[Requirement] Please write the data out once more, exactly as it is given.

[Records for this exercise]
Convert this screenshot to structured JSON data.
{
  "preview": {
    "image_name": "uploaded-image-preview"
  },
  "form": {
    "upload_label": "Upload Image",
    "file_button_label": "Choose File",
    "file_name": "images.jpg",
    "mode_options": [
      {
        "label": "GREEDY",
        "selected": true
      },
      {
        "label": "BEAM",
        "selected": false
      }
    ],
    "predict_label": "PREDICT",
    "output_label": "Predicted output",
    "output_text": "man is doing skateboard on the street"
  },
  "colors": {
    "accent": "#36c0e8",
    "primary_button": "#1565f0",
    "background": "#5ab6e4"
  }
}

[Exercise response]
Convert this screenshot to structured JSON data.
{
  "preview": {
    "image_name": "uploaded-image-preview"
  },
  "form": {
    "upload_label": "Upload Image",
    "file_button_label": "Choose File",
    "file_name": "images.jpg",
    "mode_options": [
      {
        "label": "GREEDY",
        "selected": true
      },
      {
        "label": "BEAM",
        "selected": false
      }
    ],
    "predict_label": "PREDICT",
    "output_label": "Predicted output",
    "output_text": "man is doing skateboard on the street"
  },
  "colors": {
    "accent": "#36c0e8",
    "primary_button": "#1565f0",
    "background": "#5ab6e4"
  }
}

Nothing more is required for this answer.